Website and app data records

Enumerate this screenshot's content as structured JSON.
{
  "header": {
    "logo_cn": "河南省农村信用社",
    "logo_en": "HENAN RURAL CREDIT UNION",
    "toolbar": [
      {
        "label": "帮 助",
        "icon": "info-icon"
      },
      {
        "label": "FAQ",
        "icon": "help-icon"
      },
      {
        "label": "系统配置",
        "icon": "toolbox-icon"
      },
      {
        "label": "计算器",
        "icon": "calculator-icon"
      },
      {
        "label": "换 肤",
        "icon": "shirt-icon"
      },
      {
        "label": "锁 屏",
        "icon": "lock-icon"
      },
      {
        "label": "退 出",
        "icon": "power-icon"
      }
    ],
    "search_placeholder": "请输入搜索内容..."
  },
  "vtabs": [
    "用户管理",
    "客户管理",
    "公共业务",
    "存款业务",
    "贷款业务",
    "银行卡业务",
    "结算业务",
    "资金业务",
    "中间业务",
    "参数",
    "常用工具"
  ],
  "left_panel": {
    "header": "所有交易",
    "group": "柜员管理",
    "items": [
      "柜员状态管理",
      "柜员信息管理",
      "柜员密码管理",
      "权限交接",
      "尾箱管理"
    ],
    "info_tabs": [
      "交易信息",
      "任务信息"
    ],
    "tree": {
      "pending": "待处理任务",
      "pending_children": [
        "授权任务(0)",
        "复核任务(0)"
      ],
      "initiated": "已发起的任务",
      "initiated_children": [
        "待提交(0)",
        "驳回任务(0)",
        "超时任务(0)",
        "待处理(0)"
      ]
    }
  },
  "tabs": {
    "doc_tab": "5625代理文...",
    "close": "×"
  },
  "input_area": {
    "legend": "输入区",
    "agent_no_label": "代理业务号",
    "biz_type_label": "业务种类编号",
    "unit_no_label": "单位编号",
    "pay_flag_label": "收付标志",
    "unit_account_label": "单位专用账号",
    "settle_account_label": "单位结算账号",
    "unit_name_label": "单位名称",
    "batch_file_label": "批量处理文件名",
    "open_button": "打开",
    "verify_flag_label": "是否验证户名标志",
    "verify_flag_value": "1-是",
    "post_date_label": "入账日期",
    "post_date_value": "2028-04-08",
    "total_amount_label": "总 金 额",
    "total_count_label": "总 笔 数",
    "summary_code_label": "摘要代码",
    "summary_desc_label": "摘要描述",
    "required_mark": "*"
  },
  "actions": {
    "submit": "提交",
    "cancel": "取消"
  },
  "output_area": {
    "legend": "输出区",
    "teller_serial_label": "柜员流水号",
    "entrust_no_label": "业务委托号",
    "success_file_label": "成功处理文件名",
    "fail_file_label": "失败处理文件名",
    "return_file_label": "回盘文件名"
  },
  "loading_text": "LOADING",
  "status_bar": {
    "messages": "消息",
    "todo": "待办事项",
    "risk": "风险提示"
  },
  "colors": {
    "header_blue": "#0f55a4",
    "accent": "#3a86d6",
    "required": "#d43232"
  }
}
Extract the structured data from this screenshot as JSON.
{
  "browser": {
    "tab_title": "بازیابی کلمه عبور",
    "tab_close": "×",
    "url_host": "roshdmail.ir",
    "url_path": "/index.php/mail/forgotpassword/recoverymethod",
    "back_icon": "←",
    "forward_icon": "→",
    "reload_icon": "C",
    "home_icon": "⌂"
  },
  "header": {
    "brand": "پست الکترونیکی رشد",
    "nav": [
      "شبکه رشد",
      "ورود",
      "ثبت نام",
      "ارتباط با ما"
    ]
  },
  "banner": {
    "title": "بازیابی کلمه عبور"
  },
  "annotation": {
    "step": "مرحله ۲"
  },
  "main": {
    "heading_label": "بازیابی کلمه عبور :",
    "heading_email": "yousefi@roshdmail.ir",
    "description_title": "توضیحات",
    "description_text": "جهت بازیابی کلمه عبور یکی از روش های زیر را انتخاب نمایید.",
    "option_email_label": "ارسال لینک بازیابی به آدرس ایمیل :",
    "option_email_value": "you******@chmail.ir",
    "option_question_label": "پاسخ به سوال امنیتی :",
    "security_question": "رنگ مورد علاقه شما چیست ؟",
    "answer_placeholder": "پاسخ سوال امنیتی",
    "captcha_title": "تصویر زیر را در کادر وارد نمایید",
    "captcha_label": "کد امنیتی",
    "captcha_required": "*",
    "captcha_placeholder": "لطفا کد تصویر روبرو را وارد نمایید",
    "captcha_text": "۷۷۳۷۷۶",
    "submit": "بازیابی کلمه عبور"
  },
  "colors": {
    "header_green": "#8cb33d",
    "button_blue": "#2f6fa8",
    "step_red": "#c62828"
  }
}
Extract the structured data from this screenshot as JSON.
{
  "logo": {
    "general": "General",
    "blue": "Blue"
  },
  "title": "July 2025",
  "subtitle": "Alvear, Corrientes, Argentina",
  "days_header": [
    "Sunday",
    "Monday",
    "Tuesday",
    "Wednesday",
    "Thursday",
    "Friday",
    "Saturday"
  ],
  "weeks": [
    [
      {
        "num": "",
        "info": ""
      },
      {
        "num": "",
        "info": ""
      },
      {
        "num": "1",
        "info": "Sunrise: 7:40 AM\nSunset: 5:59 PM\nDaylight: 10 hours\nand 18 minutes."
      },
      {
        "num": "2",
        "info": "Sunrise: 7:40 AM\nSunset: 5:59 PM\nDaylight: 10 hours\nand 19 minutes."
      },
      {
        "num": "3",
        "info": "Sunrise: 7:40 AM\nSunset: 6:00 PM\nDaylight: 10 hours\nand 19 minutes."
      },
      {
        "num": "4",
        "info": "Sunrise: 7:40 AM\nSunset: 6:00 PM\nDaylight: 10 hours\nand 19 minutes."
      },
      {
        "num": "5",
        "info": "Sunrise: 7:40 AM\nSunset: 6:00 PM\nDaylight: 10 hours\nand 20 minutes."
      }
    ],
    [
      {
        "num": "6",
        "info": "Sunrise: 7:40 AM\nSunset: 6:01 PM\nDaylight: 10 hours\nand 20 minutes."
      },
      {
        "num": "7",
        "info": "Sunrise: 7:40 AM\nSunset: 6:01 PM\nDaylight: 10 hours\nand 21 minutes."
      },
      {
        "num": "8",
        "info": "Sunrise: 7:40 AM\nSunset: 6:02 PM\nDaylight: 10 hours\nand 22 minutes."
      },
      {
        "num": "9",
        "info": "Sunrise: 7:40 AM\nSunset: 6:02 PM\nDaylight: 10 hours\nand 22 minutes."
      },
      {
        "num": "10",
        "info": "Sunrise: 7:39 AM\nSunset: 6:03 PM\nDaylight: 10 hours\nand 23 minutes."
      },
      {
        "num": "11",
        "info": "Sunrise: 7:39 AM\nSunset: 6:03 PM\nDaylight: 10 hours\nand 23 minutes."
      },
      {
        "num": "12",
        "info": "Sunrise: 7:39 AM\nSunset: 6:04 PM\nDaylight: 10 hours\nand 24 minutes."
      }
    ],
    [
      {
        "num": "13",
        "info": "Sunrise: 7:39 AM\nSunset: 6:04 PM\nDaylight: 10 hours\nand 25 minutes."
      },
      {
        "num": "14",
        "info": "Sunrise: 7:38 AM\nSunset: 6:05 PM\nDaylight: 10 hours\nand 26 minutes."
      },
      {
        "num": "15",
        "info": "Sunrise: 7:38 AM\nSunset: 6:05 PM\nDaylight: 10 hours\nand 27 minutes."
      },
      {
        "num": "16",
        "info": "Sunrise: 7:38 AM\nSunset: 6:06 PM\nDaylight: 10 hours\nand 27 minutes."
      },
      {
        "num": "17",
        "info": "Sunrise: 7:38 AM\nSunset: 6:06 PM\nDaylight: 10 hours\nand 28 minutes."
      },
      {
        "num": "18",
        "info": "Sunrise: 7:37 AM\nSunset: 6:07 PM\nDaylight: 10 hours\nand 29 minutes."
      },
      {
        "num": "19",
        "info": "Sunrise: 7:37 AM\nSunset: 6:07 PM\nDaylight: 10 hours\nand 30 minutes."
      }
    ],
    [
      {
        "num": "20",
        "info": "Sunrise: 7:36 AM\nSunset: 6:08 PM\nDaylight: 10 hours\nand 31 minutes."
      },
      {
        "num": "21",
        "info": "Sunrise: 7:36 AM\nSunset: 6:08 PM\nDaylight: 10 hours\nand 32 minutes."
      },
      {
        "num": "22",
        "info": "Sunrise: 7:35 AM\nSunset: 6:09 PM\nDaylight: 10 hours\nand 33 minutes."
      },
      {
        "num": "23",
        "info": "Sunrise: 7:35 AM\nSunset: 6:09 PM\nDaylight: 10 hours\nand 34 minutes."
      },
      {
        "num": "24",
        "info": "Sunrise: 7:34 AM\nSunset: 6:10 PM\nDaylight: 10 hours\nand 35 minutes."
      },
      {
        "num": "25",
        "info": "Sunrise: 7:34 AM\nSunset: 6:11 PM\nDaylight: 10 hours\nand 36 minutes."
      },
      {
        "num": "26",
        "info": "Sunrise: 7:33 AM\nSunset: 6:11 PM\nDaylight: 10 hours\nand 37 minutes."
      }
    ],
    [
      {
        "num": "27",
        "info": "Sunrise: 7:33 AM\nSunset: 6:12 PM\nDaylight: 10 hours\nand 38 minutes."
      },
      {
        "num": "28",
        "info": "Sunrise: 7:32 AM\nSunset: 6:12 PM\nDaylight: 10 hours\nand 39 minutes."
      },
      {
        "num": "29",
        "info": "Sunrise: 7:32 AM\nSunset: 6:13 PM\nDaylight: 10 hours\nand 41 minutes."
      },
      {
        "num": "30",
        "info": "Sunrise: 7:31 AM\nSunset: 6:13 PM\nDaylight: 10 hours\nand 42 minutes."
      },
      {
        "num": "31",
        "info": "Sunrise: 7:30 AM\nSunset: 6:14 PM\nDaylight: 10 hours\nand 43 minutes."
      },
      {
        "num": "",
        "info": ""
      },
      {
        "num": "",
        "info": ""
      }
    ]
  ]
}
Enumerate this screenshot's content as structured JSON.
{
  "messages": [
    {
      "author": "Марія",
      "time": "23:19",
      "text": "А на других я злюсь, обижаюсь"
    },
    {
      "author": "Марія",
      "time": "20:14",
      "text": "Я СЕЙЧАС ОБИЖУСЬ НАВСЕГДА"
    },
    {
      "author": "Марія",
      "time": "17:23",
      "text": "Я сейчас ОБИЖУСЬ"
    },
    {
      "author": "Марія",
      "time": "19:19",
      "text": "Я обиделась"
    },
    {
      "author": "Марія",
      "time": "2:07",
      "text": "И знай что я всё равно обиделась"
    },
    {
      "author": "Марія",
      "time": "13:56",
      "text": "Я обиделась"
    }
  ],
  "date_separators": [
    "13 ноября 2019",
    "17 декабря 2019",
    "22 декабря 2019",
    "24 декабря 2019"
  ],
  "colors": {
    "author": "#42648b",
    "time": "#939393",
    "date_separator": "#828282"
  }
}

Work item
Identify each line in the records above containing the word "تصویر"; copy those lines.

Response box
    "captcha_title": "تصویر زیر را در کادر وارد نمایید",
    "captcha_placeholder": "لطفا کد تصویر روبرو را وارد نمایید",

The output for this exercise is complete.